High levels of sophistication are present in the chassis design as well. The 640i offers rear air suspension as standard but the Dynamic Handling Package in my tester ($4,900) allows for Active Roll Stabilization which actively fights body roll in fast cornering, and can soften bumps on independent sides of the car. The air suspension can also automatically self-level a heavy, uneven load, and allows the driver to select a ride height for different types of terrain. There is no doubt that BMW has worked their magic with the 640i. I found the ride incredibly comfortable and controlled, while the chassis itself was predictable over slippery terrain.
In Adaptive mode, the 640i will use the car’s GPS to predict upcoming road features and will adjust the cars comfort systems. That’s something Rolls-Royce was proud of a few years ago. The chassis is very, very good, but it certainly wasn’t exciting. Again though, this is coming from a guy who will knowingly delete power steering on his own cars so it feels a bit more engaging at the track. Speaking of steering, it’s clear that BMW is inching closer to bringing road feel back into these new electric racks. The steering stiffened up accordingly in different modes, and the 640i had an accurate front end and felt light on its toes in certain modes.
With a base price of $76,700, you do get a lot for your money. But start to add on these tempting options and you will inch closer to $100,000. And unfortunately, after you have had one listen to the optional 1,400W Bowers and Wilkins Diamond Surround System you will be $4,900 poorer. This is a no-brainer option if you are an audio junkie. I’m almost not kidding when I say that this stereo brought a tear to my eye. My tester also had the Advanced Driver Assistance Package ($1500) which obviously worked very well. The driving assistance isn’t quite on par with Volvo’s “Pilot Assist”, but I will always recommend active cruise control. It literally makes me a generally more pleasant person when I get to my destination through Toronto traffic.

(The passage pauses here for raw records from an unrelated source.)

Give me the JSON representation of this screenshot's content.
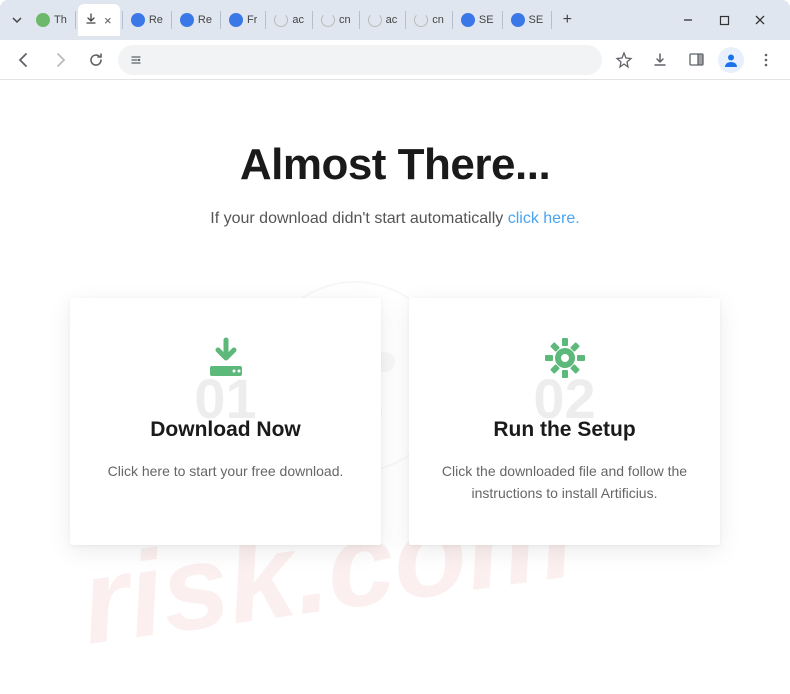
{
  "tabs": [
    {
      "label": "Th",
      "favicon": "green",
      "active": false
    },
    {
      "label": "",
      "favicon": "download",
      "active": true
    },
    {
      "label": "Re",
      "favicon": "blue",
      "active": false
    },
    {
      "label": "Re",
      "favicon": "blue",
      "active": false
    },
    {
      "label": "Fr",
      "favicon": "blue",
      "active": false
    },
    {
      "label": "ac",
      "favicon": "load",
      "active": false
    },
    {
      "label": "cn",
      "favicon": "load",
      "active": false
    },
    {
      "label": "ac",
      "favicon": "load",
      "active": false
    },
    {
      "label": "cn",
      "favicon": "load",
      "active": false
    },
    {
      "label": "SE",
      "favicon": "blue",
      "active": false
    },
    {
      "label": "SE",
      "favicon": "blue",
      "active": false
    }
  ],
  "page": {
    "title": "Almost There...",
    "subtitle_prefix": "If your download didn't start automatically ",
    "subtitle_link": "click here."
  },
  "cards": [
    {
      "num": "01",
      "icon": "download",
      "title": "Download Now",
      "desc": "Click here to start your free download."
    },
    {
      "num": "02",
      "icon": "gear",
      "title": "Run the Setup",
      "desc": "Click the downloaded file and follow the instructions to install Artificius."
    }
  ],
  "watermark": {
    "text": "risk.com"
  }
}
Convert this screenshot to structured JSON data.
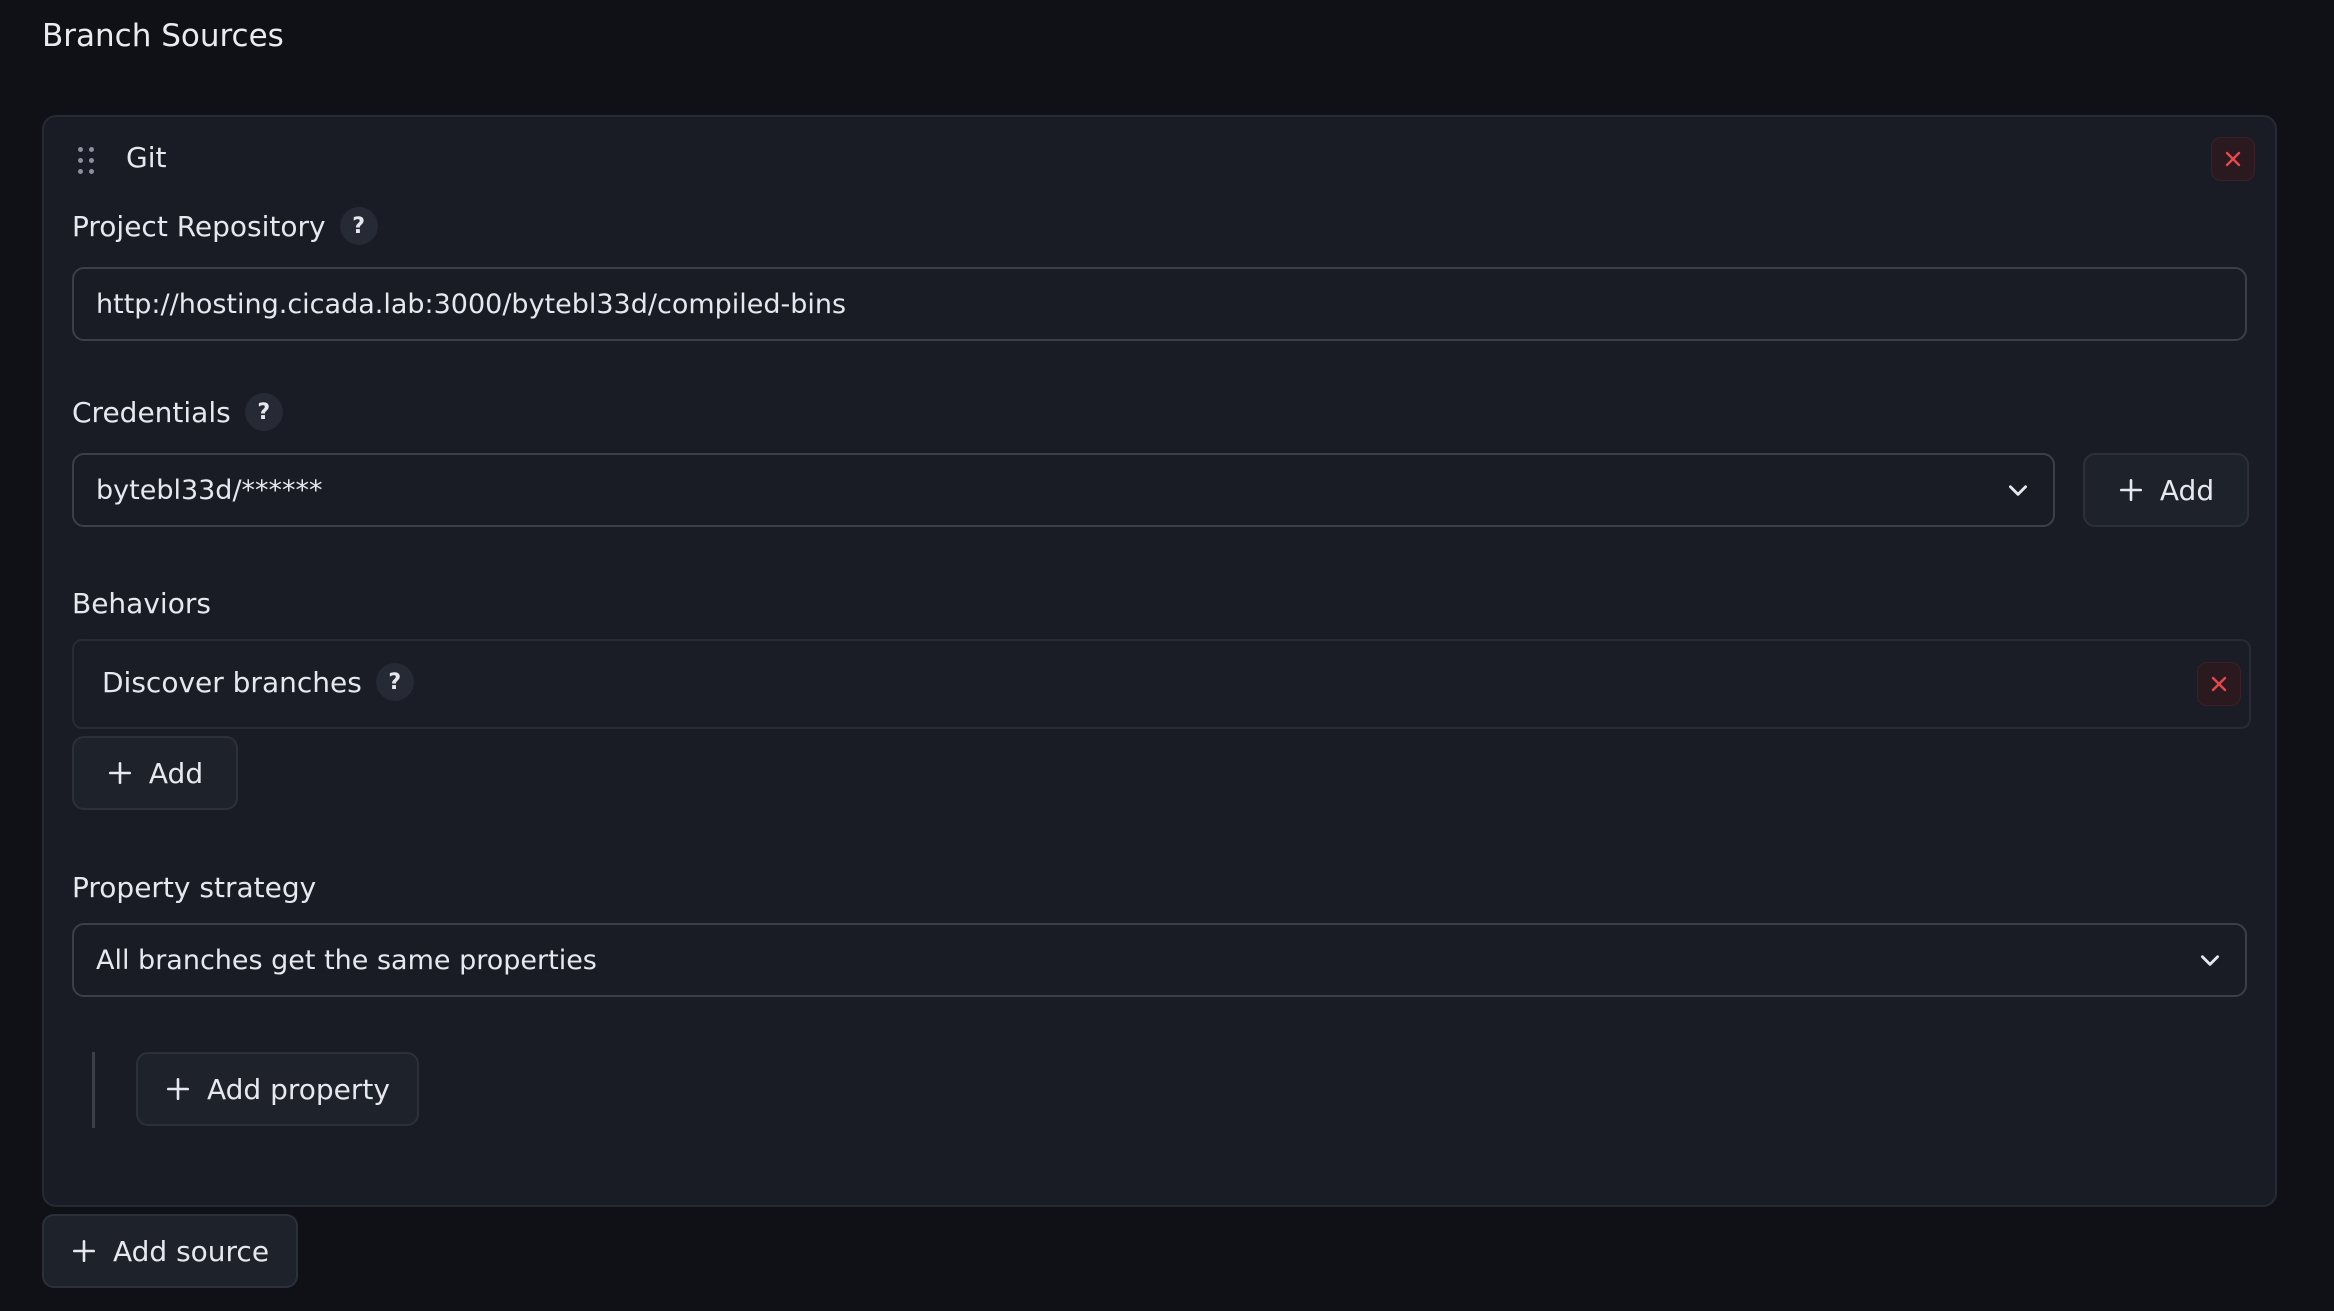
{
  "page": {
    "section_title": "Branch Sources"
  },
  "source": {
    "type_title": "Git",
    "project_repository": {
      "label": "Project Repository",
      "help": "?",
      "value": "http://hosting.cicada.lab:3000/bytebl33d/compiled-bins"
    },
    "credentials": {
      "label": "Credentials",
      "help": "?",
      "selected": "bytebl33d/******",
      "add_label": "Add"
    },
    "behaviors": {
      "label": "Behaviors",
      "items": [
        {
          "label": "Discover branches",
          "help": "?"
        }
      ],
      "add_label": "Add"
    },
    "property_strategy": {
      "label": "Property strategy",
      "selected": "All branches get the same properties",
      "add_property_label": "Add property"
    }
  },
  "add_source_label": "Add source",
  "colors": {
    "background": "#0f1117",
    "card": "#191c24",
    "delete_accent": "#e5484d"
  }
}
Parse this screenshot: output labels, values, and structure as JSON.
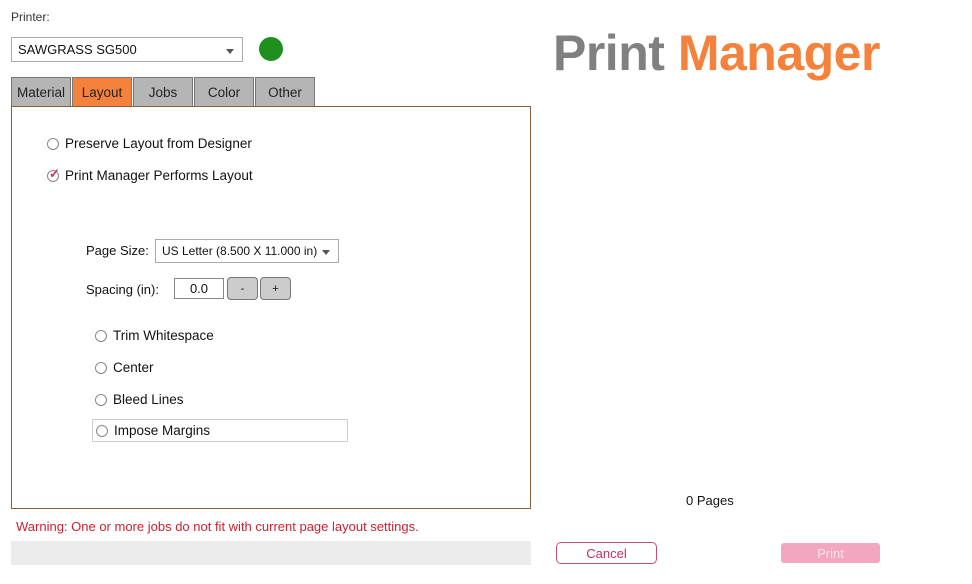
{
  "printer": {
    "label": "Printer:",
    "selected": "SAWGRASS SG500",
    "status_color": "#1f8f1f"
  },
  "tabs": [
    {
      "label": "Material"
    },
    {
      "label": "Layout",
      "active": true
    },
    {
      "label": "Jobs"
    },
    {
      "label": "Color"
    },
    {
      "label": "Other"
    }
  ],
  "layout": {
    "mode_options": [
      {
        "label": "Preserve Layout from Designer",
        "checked": false
      },
      {
        "label": "Print Manager Performs Layout",
        "checked": true
      }
    ],
    "page_size_label": "Page Size:",
    "page_size_value": "US Letter (8.500 X 11.000 in)",
    "spacing_label": "Spacing (in):",
    "spacing_value": "0.0",
    "minus": "-",
    "plus": "+",
    "options": [
      {
        "label": "Trim Whitespace"
      },
      {
        "label": "Center"
      },
      {
        "label": "Bleed Lines"
      },
      {
        "label": "Impose Margins"
      }
    ]
  },
  "warning": "Warning:  One or more jobs do not fit with current page layout settings.",
  "logo": {
    "part1": "Print",
    "part2": "Manager",
    "color1": "#808080",
    "color2": "#f5823c"
  },
  "pages": "0 Pages",
  "cancel": "Cancel",
  "print": "Print"
}
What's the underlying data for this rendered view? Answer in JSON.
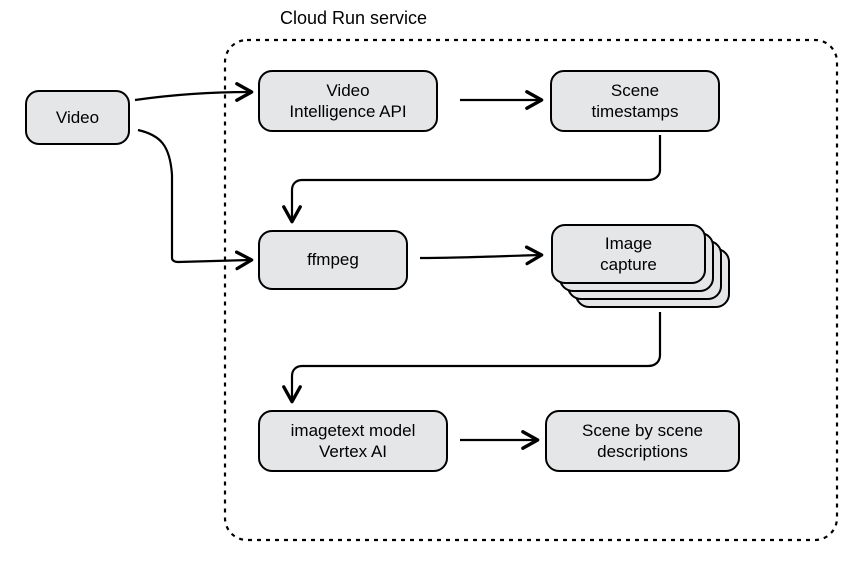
{
  "container": {
    "label": "Cloud Run service"
  },
  "nodes": {
    "video": "Video",
    "video_intel": "Video\nIntelligence API",
    "scene_ts": "Scene\ntimestamps",
    "ffmpeg": "ffmpeg",
    "image_capture": "Image\ncapture",
    "imagetext": "imagetext model\nVertex AI",
    "scene_desc": "Scene by scene\ndescriptions"
  }
}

So while the new 2018 BMW 640i Gran Turismo xDrive is maybe not a highly engaging Ultimate Driving Machine, I don’t think it was ever intended to be. It most certainly is a wonderfully luxurious, pampering commuter that I would be completely happy to drive across the country. If you can get over the not-so-sexy looks, I think you will find an excellent travel companion in the 640i GT.